As a fan and a blogger, I'm very used to spending other (rich) people's money. I demand results and I scream for the owners to "open up their wallets" to be competitive. If they don't, I feel perfectly comfortable calling them cheap and openly wishing that they sell the team to someone who can and will.
In truth, I should put all of that first paragraph in the past tense because this current ownership group has dropped their collective wallet in the center of the table and pushed all-in more times than not. In a world of Maloofs and Sarvers it is nice to have some good old fashioned big spenders in the house.
With all that said, I do recall the days before Kevin Garnett when Wyc and company were promising to pay the luxury tax only if they thought that they were going to be contenders. It didn't (and doesn't) make sense to pay tax on a lottery team.
So with everyone from Doc to Danny to ownership admitting that this team isn't currently set up to be a serious contender, you have to at least start thinking of the money again. In fact, it goes beyond the "willingness to spend" aspect. In fact, the Celtics signed a cable package that will make them very lucrative profits outside of the direct basketball operations. They can afford the debits on the salary side with all the credits they are getting from other revenue streams.
The real problem is the new Collective Bargaining Agreement (CBA). The new pact (which Wyc and company helped negotiate by the way) inflicts stricter penalties on teams exceeding the cap and especially teams doing so in consecutive years (the "repeater tax"). It isn't just financial pain either. Check out this blurb from our friends at LOY's Place.
Now ownership joins the dancing bear troupe. With the new CBA came series of ramped-up penalties, both financial and operational, for exceeding the Salary and Luxury Caps. Danny Ainge found himself mincing around the Luxury "apron" (could they have chosen a more mawkishly effeminate phrasing for their danger zone trigger). Go over the apron and they take away your sign-and-trade’s, cut short your MLE, steal your lunch money, and make you stand in the corner on one foot.
Restricting your GM tools is a draconian measure designed to dissuade the Lakers, Celtics, and other big pocket (big market) teams from going all Yankees/Red Sox on the rest of the league. That doesn't mean that teams won't do it with eyes wide open (the Lakers aren't batting an eyelash yet). It just gives GMs and owners pause before overspending for someone like a backup center.

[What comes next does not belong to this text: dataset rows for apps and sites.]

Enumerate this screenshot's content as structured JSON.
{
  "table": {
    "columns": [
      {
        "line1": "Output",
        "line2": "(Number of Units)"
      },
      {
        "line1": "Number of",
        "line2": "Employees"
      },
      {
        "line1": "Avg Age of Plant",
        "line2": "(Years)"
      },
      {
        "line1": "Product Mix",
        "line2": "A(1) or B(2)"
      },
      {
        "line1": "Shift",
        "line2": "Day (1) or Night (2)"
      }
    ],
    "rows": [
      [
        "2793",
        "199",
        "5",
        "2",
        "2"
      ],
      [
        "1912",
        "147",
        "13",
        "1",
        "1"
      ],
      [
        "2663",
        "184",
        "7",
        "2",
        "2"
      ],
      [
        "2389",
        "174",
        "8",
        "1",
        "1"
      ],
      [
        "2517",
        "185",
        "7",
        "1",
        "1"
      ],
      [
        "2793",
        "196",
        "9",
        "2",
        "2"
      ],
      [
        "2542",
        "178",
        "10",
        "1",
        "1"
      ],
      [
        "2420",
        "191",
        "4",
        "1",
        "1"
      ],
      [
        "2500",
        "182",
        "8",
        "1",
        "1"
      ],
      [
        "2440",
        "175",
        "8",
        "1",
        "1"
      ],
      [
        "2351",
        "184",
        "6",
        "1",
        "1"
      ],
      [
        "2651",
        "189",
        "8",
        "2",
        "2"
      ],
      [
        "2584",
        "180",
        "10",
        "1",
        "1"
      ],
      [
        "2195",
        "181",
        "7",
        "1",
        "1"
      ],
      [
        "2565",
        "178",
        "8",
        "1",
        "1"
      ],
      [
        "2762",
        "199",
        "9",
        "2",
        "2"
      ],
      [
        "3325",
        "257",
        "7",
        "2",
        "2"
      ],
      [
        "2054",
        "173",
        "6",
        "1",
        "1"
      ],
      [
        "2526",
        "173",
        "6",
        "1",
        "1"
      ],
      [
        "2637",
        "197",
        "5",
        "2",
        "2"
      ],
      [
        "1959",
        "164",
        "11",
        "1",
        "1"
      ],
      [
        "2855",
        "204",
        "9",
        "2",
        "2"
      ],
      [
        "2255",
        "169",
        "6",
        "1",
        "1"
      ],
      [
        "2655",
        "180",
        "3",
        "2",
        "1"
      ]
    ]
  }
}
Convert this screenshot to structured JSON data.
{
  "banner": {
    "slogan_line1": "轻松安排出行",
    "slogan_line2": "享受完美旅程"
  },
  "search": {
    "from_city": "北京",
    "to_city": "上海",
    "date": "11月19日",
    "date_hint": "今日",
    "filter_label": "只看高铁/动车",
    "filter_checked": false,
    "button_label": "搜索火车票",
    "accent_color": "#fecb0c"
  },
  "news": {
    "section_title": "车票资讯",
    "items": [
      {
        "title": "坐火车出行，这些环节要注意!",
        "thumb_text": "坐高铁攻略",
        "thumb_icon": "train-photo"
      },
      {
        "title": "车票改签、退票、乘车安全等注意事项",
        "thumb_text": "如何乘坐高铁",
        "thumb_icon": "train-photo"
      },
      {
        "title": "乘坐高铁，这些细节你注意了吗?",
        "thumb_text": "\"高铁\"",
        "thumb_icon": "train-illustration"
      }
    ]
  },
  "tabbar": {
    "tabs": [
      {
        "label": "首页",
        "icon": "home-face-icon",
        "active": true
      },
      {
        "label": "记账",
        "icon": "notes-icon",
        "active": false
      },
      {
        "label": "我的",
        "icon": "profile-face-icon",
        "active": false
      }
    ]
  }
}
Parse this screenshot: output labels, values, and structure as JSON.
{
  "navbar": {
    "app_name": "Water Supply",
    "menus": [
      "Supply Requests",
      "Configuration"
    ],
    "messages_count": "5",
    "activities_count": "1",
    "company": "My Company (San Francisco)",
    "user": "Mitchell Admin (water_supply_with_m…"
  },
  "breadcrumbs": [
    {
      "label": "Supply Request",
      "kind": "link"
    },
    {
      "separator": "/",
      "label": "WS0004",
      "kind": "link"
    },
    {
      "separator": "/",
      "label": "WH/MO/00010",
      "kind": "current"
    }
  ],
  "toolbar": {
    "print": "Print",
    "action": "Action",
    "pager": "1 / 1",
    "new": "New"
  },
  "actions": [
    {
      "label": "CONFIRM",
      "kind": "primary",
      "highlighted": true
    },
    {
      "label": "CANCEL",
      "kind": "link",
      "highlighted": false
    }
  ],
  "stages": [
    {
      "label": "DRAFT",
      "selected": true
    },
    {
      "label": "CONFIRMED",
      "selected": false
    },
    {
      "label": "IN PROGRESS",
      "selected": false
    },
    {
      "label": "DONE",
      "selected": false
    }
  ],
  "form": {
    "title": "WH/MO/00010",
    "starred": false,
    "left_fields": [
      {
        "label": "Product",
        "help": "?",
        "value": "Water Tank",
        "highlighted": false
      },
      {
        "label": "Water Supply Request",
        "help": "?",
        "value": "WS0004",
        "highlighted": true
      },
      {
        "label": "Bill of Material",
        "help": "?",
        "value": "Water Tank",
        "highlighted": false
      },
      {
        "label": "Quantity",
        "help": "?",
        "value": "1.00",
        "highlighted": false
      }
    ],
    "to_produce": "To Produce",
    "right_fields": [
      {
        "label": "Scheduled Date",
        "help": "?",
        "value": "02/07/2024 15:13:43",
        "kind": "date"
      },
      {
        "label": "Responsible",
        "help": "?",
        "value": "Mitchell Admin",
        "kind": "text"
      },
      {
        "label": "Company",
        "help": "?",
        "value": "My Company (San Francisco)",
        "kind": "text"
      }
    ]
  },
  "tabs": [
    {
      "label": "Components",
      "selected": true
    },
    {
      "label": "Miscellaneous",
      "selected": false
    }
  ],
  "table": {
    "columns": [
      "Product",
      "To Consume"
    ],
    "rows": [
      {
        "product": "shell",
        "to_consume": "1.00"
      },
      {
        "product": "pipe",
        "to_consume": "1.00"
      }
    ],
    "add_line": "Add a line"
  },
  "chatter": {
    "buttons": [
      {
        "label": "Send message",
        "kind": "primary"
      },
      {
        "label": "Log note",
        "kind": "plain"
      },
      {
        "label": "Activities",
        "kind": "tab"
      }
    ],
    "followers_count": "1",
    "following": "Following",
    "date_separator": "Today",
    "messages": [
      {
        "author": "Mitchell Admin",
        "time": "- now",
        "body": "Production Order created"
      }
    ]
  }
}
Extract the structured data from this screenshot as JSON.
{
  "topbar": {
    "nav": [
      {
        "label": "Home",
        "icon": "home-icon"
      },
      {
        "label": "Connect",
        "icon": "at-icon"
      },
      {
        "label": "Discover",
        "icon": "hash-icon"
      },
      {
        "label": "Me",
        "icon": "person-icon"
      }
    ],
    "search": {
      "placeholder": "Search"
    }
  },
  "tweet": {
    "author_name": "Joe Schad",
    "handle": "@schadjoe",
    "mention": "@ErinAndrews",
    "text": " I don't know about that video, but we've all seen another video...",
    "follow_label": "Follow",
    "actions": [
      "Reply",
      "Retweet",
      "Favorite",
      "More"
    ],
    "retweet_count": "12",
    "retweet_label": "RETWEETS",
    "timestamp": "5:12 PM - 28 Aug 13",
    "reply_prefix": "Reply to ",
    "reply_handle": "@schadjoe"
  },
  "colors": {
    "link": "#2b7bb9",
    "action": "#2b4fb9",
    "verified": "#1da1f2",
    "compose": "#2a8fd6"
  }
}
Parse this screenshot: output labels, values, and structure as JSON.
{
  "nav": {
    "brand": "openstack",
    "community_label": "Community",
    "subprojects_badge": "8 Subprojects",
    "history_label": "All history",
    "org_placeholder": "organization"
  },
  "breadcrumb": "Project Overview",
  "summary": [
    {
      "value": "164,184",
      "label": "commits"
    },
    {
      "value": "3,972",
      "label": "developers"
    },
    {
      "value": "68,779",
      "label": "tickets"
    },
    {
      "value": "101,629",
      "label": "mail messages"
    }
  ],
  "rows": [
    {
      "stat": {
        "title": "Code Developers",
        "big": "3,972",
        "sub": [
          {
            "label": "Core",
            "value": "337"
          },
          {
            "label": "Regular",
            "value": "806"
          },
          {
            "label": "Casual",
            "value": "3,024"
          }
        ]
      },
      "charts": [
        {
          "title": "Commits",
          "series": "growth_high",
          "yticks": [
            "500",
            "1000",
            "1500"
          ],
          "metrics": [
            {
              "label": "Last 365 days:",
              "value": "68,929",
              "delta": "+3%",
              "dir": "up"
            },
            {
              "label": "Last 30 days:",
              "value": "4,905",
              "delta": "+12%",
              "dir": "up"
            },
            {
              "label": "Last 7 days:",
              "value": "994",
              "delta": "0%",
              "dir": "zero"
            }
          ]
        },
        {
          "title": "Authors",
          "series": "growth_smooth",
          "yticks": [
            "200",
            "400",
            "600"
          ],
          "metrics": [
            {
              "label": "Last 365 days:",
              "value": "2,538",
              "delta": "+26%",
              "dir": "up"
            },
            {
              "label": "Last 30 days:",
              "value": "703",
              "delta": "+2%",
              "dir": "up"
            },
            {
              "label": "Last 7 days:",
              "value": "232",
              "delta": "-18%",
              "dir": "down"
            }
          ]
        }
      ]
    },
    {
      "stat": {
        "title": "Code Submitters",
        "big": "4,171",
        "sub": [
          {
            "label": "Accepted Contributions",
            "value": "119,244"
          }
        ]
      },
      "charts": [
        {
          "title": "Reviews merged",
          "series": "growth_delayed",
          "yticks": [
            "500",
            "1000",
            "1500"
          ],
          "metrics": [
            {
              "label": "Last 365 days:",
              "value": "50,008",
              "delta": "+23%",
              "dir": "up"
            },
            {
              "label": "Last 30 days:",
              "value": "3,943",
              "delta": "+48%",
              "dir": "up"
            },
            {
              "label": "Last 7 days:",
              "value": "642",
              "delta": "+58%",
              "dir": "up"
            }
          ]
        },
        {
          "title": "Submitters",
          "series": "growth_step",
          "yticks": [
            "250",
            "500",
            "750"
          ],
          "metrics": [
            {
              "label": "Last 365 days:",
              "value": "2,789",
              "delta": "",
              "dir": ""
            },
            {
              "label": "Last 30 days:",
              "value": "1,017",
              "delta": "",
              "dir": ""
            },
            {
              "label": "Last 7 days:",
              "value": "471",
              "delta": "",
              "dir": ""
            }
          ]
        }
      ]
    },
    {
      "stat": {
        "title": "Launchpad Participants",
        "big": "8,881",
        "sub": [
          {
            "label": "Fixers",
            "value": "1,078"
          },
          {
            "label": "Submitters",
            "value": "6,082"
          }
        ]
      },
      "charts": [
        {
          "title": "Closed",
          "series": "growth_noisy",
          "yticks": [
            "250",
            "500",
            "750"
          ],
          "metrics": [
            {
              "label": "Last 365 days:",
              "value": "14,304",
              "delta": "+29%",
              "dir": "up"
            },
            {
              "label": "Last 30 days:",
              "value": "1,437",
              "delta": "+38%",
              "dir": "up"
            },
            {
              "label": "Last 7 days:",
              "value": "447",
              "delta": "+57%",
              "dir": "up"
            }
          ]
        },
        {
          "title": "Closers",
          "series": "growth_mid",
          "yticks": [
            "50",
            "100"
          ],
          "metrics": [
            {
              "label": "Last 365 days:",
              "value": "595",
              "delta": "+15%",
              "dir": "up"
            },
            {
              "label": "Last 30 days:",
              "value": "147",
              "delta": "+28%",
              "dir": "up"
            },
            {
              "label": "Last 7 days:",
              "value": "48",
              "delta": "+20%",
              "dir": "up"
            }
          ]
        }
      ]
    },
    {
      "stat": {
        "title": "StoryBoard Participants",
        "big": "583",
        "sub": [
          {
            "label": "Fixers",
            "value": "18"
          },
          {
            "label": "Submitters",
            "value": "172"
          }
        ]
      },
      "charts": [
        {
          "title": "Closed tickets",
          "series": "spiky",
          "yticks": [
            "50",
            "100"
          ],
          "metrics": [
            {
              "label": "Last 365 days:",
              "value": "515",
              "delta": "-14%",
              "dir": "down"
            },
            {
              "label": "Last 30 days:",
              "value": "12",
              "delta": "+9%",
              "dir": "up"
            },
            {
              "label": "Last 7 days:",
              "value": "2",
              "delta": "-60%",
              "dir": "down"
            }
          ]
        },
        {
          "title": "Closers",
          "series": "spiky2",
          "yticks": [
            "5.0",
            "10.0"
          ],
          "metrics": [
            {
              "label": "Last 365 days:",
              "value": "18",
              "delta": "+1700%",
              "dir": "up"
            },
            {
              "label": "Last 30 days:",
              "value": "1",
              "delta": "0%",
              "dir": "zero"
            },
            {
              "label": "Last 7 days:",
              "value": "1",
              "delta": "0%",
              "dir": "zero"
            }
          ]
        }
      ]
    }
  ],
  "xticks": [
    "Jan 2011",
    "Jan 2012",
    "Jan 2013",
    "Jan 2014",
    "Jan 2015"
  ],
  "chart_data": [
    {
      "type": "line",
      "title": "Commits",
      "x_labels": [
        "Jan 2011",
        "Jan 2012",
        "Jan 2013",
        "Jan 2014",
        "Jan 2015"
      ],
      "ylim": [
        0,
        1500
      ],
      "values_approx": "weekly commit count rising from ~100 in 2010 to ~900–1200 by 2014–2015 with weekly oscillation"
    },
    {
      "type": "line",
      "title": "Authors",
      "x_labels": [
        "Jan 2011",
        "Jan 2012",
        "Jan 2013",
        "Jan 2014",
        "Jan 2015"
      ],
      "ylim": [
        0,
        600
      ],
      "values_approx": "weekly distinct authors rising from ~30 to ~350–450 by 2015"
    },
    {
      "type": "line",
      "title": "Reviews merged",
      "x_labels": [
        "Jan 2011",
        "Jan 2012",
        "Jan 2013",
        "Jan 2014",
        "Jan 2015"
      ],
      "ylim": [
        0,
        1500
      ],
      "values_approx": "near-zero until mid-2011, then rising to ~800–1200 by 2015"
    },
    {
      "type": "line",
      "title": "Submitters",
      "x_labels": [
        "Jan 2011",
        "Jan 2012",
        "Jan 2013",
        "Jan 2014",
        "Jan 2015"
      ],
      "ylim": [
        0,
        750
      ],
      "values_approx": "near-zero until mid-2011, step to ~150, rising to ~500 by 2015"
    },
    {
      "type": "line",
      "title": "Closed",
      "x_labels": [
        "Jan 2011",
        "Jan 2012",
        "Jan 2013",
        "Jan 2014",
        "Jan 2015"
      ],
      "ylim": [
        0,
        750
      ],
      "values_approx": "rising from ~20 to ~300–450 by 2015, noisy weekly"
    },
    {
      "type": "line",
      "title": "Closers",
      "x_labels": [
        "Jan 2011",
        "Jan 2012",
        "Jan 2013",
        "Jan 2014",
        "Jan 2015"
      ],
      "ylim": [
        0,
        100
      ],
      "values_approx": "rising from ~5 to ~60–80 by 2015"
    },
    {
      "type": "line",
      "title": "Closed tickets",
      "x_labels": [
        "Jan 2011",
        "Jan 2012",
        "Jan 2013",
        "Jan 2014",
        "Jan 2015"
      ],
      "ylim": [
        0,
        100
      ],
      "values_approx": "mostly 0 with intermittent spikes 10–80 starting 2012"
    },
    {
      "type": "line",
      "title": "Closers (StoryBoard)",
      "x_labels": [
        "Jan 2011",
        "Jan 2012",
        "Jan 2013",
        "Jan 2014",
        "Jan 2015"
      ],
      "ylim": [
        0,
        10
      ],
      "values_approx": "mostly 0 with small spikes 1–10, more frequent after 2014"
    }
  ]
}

Or cutting more to the core of our situation, it makes owners a lot more hesitant to pay aging stars what their legacy deserves. The decision isn't as easy as our sentimentality would wish for. Just take a look at what some other GMs think.
Talked to three NBA team execs over the weekend, and all three said if they ranthe Celtics, buying out Paul Pierce would be a no-brainer.— Sam Amico (@SamAmicoFSO) May 28, 2013
Doesn't mean buying out Pierce is what Celtics will do. It's just what would happen if those three execs were running team.— Sam Amico (@SamAmicoFSO) May 28, 2013
(Note: I think they mean "releasing" Pierce is a "no brainer" because buying him out is technically a different thing with different rules and impacts to the finances and the transaction itself.)
Now, that's easy for them to say. They don't have the banners and retired numbers looming down on them from the rafters. They don't have the lingering cigar smoke from older generations still wafting around the team offices. Basically you've got several opposing forces weighing on this decision to keep or release Paul Pierce.
On the "keep him" side you've got the fact that the guy can still play (when at full speed). There's also a very, very big sentimentality aspect. By that I don't mean just "wanting to keep him around because we like him." I'm talking about ticket buying fans willing to pay real money to see this "non-contending team." We're also talking about pleasing other veterans and a certain coach to stick around longer. We're also talking about future potential free agents watching to see how stars are treated in Boston.
On the "send him off" side you've got money and flexibility. It seems silly to pay a guy $5M to play for someone else, but when it means $10M of cap flexibility it becomes a little easier to understand. Granted, you can't just spend that $10M on another free agent (that would be too easy). But backing off the restrictions and tax penalties can free you up to do a lot more going forward.
Of course there's another option. You can trade him for assets in return. Getting something more directly in return for letting him go would perhaps make the biter pill go down easier with fans and players alike. Of course it takes two to tango and you have to weigh what you are willing to take in return. Sometimes the cure can be worse than the disease (look up the specifics of the Vin Baker trade sometime).
So will Pierce get released? Nobody knows right now. Why is this even being considered? Follow the money. It isn't what we signed up for as fans, but this is the world we live in and root for.